Alon Salpeter, CEO, Web2see (Israel): "My opinion is that those manufacturers made a big change to the market by dropping the prices of IP products down to a level where I think many of the European and American manufacturers will not be able to survive. I believe this low price is not realistic and in the end they will have to adjust the prices higher. As a Milestone distributor who supports Hikvision, Dahua, and other manufacturers, I get to cooperate with these manufacturers and mix them with others in the same installation. My concern is that they have now started selling NVR boxes at very low prices with declared parameters that are obviously exaggerated with multiple manufacturers’ support."

Rok Bajec, GM, Mobicom (Slovenia): "The situation at this moment is that major Chinese companies have complete control on the world’s video surveillance market – sales volume of both companies together is bigger than the sales volume of all other companies. Chinese manufacturers are price markers. For some European and US producers, there is no longer any chance to survive in the global market, as hardware platform is completely in the hands of Chinese manufacturers; the only field on which they can fight is software development and solution, where Chinese companies are still weak."

Jorge Fernando Bardales Duarte, President, Tecnologia, Acceso y Seguridad (TAS) (Central America): "China has now improved the quality of their products, and that factor combined with low prices has launched some Asian manufacturers into the worldwide market. Hard-work and aggressive sales helped these companies to be in the top 10. However, a mistake of some Chinese companies is not focusing on the long term relationships or strategic partnerships – they only focus on sell, sell, sell – a lot of companies selling the same product drive to a price war, and this is not good for business."

David Watkins, National Account Manager, Y3K Euope (U.K.): "During Y3K’s 15 years of trading, it has been very interesting to see how the Asian video surveillance manufacturing supply chain has evolved to where we are today, with some very well-known brands based in Taiwan and Korea disappearing. The power house that is China has moved forward initially as an OEM or ODM manufacturer to finally establishing internationally recognized brands. Where the Chinese manufacturer in the past had been conservative, looking only to supply to mature markets, these new brand leaders are looking to introduce technological innovations, which is refreshing. The most important factor to Y3K’s continued growth has been our ability to listen to our customers’ requirements and make sure we can offer products into a local market that meet the local demands and to react quickly in introducing the very latest technology in a user-friendly format. This we will continue to do with an in-depth knowledge of our marketplace."

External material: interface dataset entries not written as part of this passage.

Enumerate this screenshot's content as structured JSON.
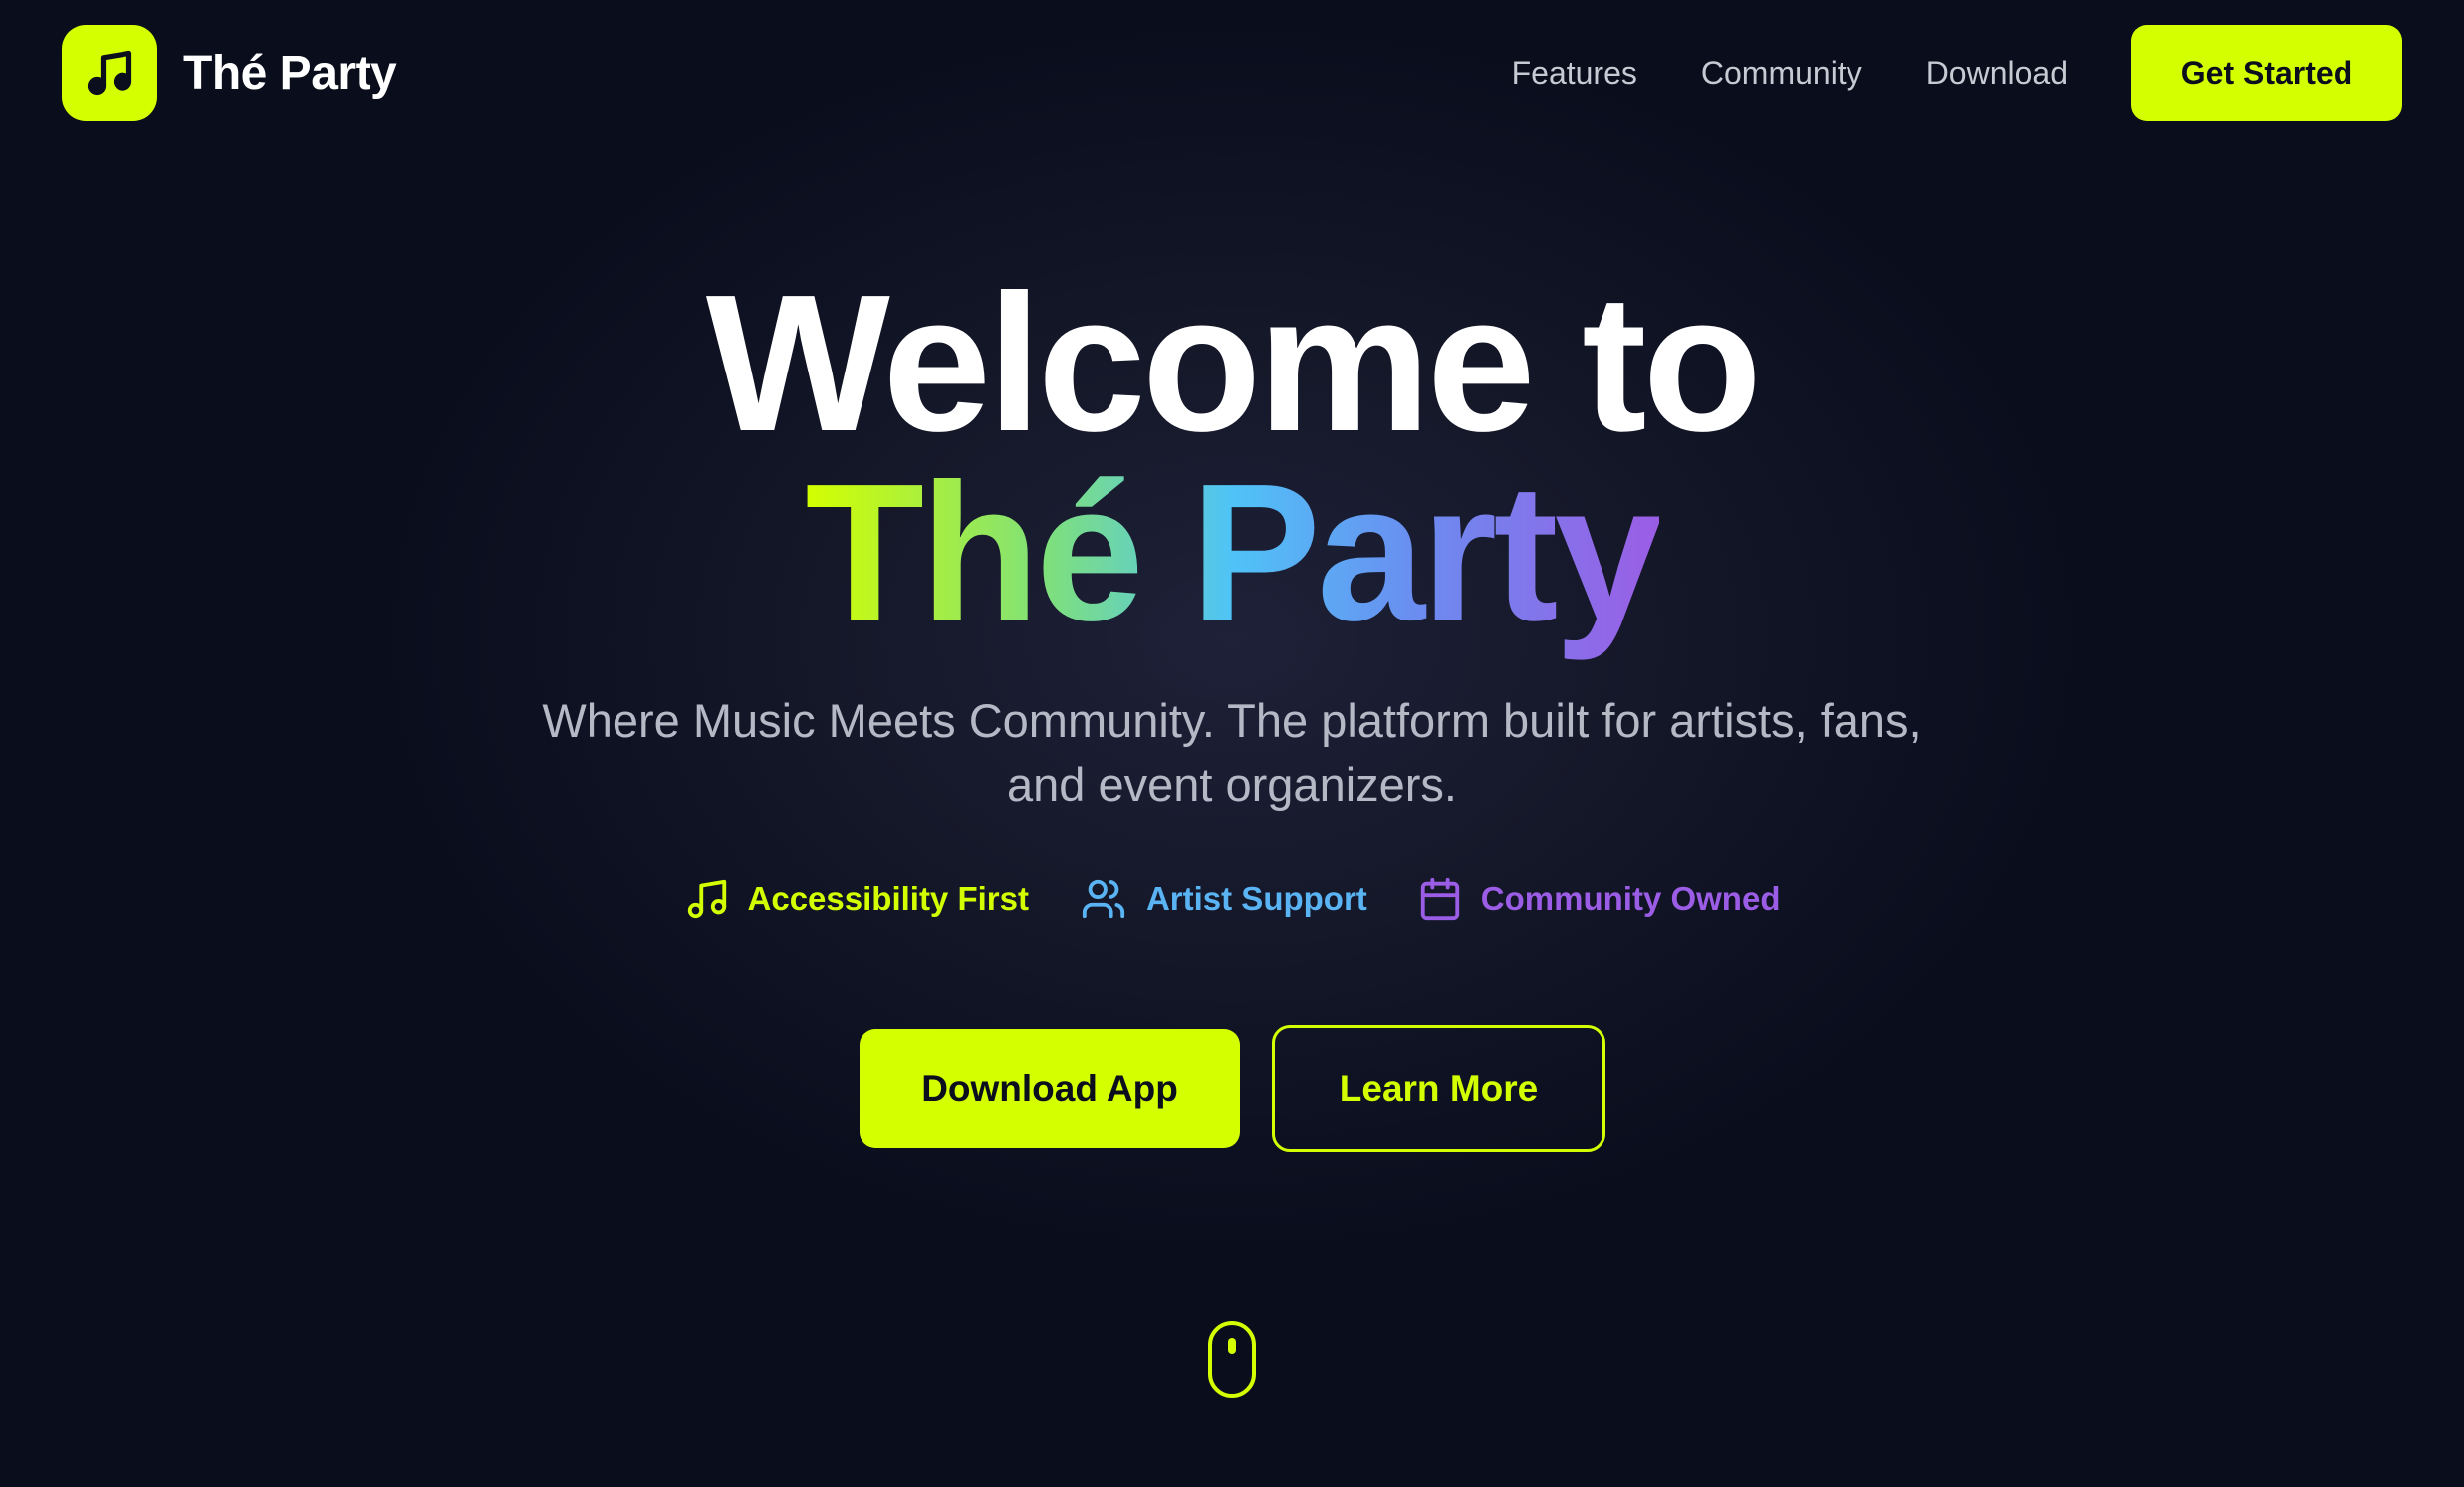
{
  "brand": {
    "name": "Thé Party",
    "logo_icon": "music-note-icon",
    "accent_color": "#d4ff00"
  },
  "nav": {
    "links": [
      "Features",
      "Community",
      "Download"
    ],
    "cta_label": "Get Started"
  },
  "hero": {
    "title_line1": "Welcome to",
    "title_line2": "Thé Party",
    "subtitle": "Where Music Meets Community. The platform built for artists, fans, and event organizers.",
    "gradient_colors": [
      "#d4ff00",
      "#4fc3f7",
      "#9b5de5"
    ]
  },
  "features": [
    {
      "icon": "music-note-icon",
      "label": "Accessibility First",
      "color": "#d4ff00"
    },
    {
      "icon": "users-icon",
      "label": "Artist Support",
      "color": "#5ab4f4"
    },
    {
      "icon": "calendar-icon",
      "label": "Community Owned",
      "color": "#9b5de5"
    }
  ],
  "cta": {
    "primary_label": "Download App",
    "secondary_label": "Learn More"
  },
  "scroll_indicator": {
    "icon": "mouse-scroll-icon"
  }
}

Aleksandrs Orlovs, Distribution Director, ELKO Group (Latvia): "Major companies were “rising stars” a few years ago, and now they are a real threat for Asian manufacturers who have yet to find a way to survive and keep their shares of the pie. Chinese vendors usually have fewer resources to set local representatives in each market and support different types of marketing activities, but even this is changing. Many users consider Chinese vendors as low-quality manufacturers, but that is more related to their previous experience. As a distributor, we are constantly evaluating opportunities coming from China and if there is a particular demand for some solutions."
 
 


Product Adopted:
Network Cameras
Share to:
Comments ( 0 )